PROMPT =>
A word-for-word copy of the records below is required.

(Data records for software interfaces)
= = = = = = =

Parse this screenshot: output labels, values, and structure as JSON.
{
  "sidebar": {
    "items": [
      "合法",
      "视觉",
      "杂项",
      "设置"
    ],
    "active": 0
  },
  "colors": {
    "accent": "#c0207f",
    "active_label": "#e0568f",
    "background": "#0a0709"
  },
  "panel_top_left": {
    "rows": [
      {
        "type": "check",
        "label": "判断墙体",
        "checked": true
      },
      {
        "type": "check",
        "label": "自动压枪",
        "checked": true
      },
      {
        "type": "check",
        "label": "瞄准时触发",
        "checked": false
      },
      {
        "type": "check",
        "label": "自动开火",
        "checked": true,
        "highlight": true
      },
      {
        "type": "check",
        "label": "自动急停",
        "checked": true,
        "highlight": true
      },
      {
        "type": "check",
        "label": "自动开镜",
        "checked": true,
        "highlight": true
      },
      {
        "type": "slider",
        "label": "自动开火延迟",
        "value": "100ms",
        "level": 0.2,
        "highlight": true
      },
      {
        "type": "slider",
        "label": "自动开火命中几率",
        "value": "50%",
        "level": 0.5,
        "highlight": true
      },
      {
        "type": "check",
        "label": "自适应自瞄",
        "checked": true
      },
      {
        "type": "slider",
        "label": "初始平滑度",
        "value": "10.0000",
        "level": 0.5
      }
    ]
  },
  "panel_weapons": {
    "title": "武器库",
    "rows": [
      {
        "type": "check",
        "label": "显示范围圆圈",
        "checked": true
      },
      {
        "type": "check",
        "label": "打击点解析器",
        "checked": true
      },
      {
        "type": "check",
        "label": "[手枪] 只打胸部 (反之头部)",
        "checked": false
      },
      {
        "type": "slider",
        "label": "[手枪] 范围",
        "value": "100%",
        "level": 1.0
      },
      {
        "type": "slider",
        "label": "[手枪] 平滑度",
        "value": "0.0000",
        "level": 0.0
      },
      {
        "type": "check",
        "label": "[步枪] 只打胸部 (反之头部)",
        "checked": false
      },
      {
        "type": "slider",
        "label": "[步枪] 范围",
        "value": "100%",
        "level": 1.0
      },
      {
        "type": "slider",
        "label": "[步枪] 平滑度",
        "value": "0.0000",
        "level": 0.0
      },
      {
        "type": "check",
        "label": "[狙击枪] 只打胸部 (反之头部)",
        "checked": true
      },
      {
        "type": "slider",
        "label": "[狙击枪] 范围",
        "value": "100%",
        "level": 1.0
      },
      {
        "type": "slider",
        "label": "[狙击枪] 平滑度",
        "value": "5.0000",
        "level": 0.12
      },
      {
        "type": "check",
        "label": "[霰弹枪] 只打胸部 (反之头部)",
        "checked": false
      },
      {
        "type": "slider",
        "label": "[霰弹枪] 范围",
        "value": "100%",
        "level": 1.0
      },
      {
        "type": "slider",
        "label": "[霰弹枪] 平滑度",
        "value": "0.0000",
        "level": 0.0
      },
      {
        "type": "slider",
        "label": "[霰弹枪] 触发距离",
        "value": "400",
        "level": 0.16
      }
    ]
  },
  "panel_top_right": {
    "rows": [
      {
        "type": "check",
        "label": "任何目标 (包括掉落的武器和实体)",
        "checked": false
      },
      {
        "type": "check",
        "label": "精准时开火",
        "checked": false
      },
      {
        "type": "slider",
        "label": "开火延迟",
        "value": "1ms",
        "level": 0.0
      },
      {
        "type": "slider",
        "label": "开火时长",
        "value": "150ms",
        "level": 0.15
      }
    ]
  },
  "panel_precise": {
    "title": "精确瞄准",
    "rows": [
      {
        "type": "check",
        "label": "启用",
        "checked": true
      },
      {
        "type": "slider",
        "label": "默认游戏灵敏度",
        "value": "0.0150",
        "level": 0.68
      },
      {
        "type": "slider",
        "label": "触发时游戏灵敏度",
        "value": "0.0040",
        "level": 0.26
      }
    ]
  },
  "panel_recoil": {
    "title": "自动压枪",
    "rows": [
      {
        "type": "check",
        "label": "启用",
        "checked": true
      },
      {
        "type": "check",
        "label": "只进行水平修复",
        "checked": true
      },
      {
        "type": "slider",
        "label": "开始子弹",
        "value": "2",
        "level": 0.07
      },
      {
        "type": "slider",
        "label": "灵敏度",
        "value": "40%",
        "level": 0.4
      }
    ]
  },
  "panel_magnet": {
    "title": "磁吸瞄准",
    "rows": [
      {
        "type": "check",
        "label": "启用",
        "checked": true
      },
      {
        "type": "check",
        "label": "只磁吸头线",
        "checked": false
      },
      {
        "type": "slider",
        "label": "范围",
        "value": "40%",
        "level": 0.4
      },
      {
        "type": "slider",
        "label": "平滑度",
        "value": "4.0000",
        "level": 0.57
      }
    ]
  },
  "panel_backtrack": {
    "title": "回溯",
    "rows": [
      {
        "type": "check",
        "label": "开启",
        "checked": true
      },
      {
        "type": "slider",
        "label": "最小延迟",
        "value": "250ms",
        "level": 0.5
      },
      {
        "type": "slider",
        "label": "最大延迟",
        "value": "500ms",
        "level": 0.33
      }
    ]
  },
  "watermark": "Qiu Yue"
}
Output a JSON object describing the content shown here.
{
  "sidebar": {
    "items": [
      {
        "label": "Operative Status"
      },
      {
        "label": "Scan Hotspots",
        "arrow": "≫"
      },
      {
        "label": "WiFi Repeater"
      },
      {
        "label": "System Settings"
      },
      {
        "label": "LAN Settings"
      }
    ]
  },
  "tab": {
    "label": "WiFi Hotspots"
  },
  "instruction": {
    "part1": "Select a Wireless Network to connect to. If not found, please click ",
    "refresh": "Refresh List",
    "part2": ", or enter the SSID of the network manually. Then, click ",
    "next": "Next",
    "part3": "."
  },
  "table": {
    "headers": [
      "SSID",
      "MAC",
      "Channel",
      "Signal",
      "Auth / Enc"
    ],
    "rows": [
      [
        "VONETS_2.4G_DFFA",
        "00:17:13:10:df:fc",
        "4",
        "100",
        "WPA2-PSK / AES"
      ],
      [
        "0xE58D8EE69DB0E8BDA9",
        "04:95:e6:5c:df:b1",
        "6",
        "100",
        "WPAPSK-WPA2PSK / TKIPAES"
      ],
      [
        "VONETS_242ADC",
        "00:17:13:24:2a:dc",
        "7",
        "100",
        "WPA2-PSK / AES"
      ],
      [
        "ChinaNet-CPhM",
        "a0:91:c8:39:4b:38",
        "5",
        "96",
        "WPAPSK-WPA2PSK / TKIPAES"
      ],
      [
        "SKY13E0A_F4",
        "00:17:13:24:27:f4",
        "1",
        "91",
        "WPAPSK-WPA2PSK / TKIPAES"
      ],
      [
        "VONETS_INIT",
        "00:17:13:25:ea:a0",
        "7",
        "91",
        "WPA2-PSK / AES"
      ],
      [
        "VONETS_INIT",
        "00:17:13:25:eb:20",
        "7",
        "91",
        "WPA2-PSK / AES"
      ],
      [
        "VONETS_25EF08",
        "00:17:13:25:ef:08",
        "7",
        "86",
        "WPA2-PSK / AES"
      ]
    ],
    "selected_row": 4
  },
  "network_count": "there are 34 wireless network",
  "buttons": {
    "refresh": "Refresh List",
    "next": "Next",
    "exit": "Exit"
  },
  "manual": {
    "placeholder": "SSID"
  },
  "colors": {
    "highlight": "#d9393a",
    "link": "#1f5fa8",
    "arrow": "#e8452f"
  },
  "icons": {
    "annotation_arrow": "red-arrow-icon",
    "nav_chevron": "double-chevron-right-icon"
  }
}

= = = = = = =

ANSWER FOR THE TASK =>
Parse this screenshot: output labels, values, and structure as JSON.
{
  "sidebar": {
    "items": [
      "合法",
      "视觉",
      "杂项",
      "设置"
    ],
    "active": 0
  },
  "colors": {
    "accent": "#c0207f",
    "active_label": "#e0568f",
    "background": "#0a0709"
  },
  "panel_top_left": {
    "rows": [
      {
        "type": "check",
        "label": "判断墙体",
        "checked": true
      },
      {
        "type": "check",
        "label": "自动压枪",
        "checked": true
      },
      {
        "type": "check",
        "label": "瞄准时触发",
        "checked": false
      },
      {
        "type": "check",
        "label": "自动开火",
        "checked": true,
        "highlight": true
      },
      {
        "type": "check",
        "label": "自动急停",
        "checked": true,
        "highlight": true
      },
      {
        "type": "check",
        "label": "自动开镜",
        "checked": true,
        "highlight": true
      },
      {
        "type": "slider",
        "label": "自动开火延迟",
        "value": "100ms",
        "level": 0.2,
        "highlight": true
      },
      {
        "type": "slider",
        "label": "自动开火命中几率",
        "value": "50%",
        "level": 0.5,
        "highlight": true
      },
      {
        "type": "check",
        "label": "自适应自瞄",
        "checked": true
      },
      {
        "type": "slider",
        "label": "初始平滑度",
        "value": "10.0000",
        "level": 0.5
      }
    ]
  },
  "panel_weapons": {
    "title": "武器库",
    "rows": [
      {
        "type": "check",
        "label": "显示范围圆圈",
        "checked": true
      },
      {
        "type": "check",
        "label": "打击点解析器",
        "checked": true
      },
      {
        "type": "check",
        "label": "[手枪] 只打胸部 (反之头部)",
        "checked": false
      },
      {
        "type": "slider",
        "label": "[手枪] 范围",
        "value": "100%",
        "level": 1.0
      },
      {
        "type": "slider",
        "label": "[手枪] 平滑度",
        "value": "0.0000",
        "level": 0.0
      },
      {
        "type": "check",
        "label": "[步枪] 只打胸部 (反之头部)",
        "checked": false
      },
      {
        "type": "slider",
        "label": "[步枪] 范围",
        "value": "100%",
        "level": 1.0
      },
      {
        "type": "slider",
        "label": "[步枪] 平滑度",
        "value": "0.0000",
        "level": 0.0
      },
      {
        "type": "check",
        "label": "[狙击枪] 只打胸部 (反之头部)",
        "checked": true
      },
      {
        "type": "slider",
        "label": "[狙击枪] 范围",
        "value": "100%",
        "level": 1.0
      },
      {
        "type": "slider",
        "label": "[狙击枪] 平滑度",
        "value": "5.0000",
        "level": 0.12
      },
      {
        "type": "check",
        "label": "[霰弹枪] 只打胸部 (反之头部)",
        "checked": false
      },
      {
        "type": "slider",
        "label": "[霰弹枪] 范围",
        "value": "100%",
        "level": 1.0
      },
      {
        "type": "slider",
        "label": "[霰弹枪] 平滑度",
        "value": "0.0000",
        "level": 0.0
      },
      {
        "type": "slider",
        "label": "[霰弹枪] 触发距离",
        "value": "400",
        "level": 0.16
      }
    ]
  },
  "panel_top_right": {
    "rows": [
      {
        "type": "check",
        "label": "任何目标 (包括掉落的武器和实体)",
        "checked": false
      },
      {
        "type": "check",
        "label": "精准时开火",
        "checked": false
      },
      {
        "type": "slider",
        "label": "开火延迟",
        "value": "1ms",
        "level": 0.0
      },
      {
        "type": "slider",
        "label": "开火时长",
        "value": "150ms",
        "level": 0.15
      }
    ]
  },
  "panel_precise": {
    "title": "精确瞄准",
    "rows": [
      {
        "type": "check",
        "label": "启用",
        "checked": true
      },
      {
        "type": "slider",
        "label": "默认游戏灵敏度",
        "value": "0.0150",
        "level": 0.68
      },
      {
        "type": "slider",
        "label": "触发时游戏灵敏度",
        "value": "0.0040",
        "level": 0.26
      }
    ]
  },
  "panel_recoil": {
    "title": "自动压枪",
    "rows": [
      {
        "type": "check",
        "label": "启用",
        "checked": true
      },
      {
        "type": "check",
        "label": "只进行水平修复",
        "checked": true
      },
      {
        "type": "slider",
        "label": "开始子弹",
        "value": "2",
        "level": 0.07
      },
      {
        "type": "slider",
        "label": "灵敏度",
        "value": "40%",
        "level": 0.4
      }
    ]
  },
  "panel_magnet": {
    "title": "磁吸瞄准",
    "rows": [
      {
        "type": "check",
        "label": "启用",
        "checked": true
      },
      {
        "type": "check",
        "label": "只磁吸头线",
        "checked": false
      },
      {
        "type": "slider",
        "label": "范围",
        "value": "40%",
        "level": 0.4
      },
      {
        "type": "slider",
        "label": "平滑度",
        "value": "4.0000",
        "level": 0.57
      }
    ]
  },
  "panel_backtrack": {
    "title": "回溯",
    "rows": [
      {
        "type": "check",
        "label": "开启",
        "checked": true
      },
      {
        "type": "slider",
        "label": "最小延迟",
        "value": "250ms",
        "level": 0.5
      },
      {
        "type": "slider",
        "label": "最大延迟",
        "value": "500ms",
        "level": 0.33
      }
    ]
  },
  "watermark": "Qiu Yue"
}
Output a JSON object describing the content shown here.
{
  "sidebar": {
    "items": [
      {
        "label": "Operative Status"
      },
      {
        "label": "Scan Hotspots",
        "arrow": "≫"
      },
      {
        "label": "WiFi Repeater"
      },
      {
        "label": "System Settings"
      },
      {
        "label": "LAN Settings"
      }
    ]
  },
  "tab": {
    "label": "WiFi Hotspots"
  },
  "instruction": {
    "part1": "Select a Wireless Network to connect to. If not found, please click ",
    "refresh": "Refresh List",
    "part2": ", or enter the SSID of the network manually. Then, click ",
    "next": "Next",
    "part3": "."
  },
  "table": {
    "headers": [
      "SSID",
      "MAC",
      "Channel",
      "Signal",
      "Auth / Enc"
    ],
    "rows": [
      [
        "VONETS_2.4G_DFFA",
        "00:17:13:10:df:fc",
        "4",
        "100",
        "WPA2-PSK / AES"
      ],
      [
        "0xE58D8EE69DB0E8BDA9",
        "04:95:e6:5c:df:b1",
        "6",
        "100",
        "WPAPSK-WPA2PSK / TKIPAES"
      ],
      [
        "VONETS_242ADC",
        "00:17:13:24:2a:dc",
        "7",
        "100",
        "WPA2-PSK / AES"
      ],
      [
        "ChinaNet-CPhM",
        "a0:91:c8:39:4b:38",
        "5",
        "96",
        "WPAPSK-WPA2PSK / TKIPAES"
      ],
      [
        "SKY13E0A_F4",
        "00:17:13:24:27:f4",
        "1",
        "91",
        "WPAPSK-WPA2PSK / TKIPAES"
      ],
      [
        "VONETS_INIT",
        "00:17:13:25:ea:a0",
        "7",
        "91",
        "WPA2-PSK / AES"
      ],
      [
        "VONETS_INIT",
        "00:17:13:25:eb:20",
        "7",
        "91",
        "WPA2-PSK / AES"
      ],
      [
        "VONETS_25EF08",
        "00:17:13:25:ef:08",
        "7",
        "86",
        "WPA2-PSK / AES"
      ]
    ],
    "selected_row": 4
  },
  "network_count": "there are 34 wireless network",
  "buttons": {
    "refresh": "Refresh List",
    "next": "Next",
    "exit": "Exit"
  },
  "manual": {
    "placeholder": "SSID"
  },
  "colors": {
    "highlight": "#d9393a",
    "link": "#1f5fa8",
    "arrow": "#e8452f"
  },
  "icons": {
    "annotation_arrow": "red-arrow-icon",
    "nav_chevron": "double-chevron-right-icon"
  }
}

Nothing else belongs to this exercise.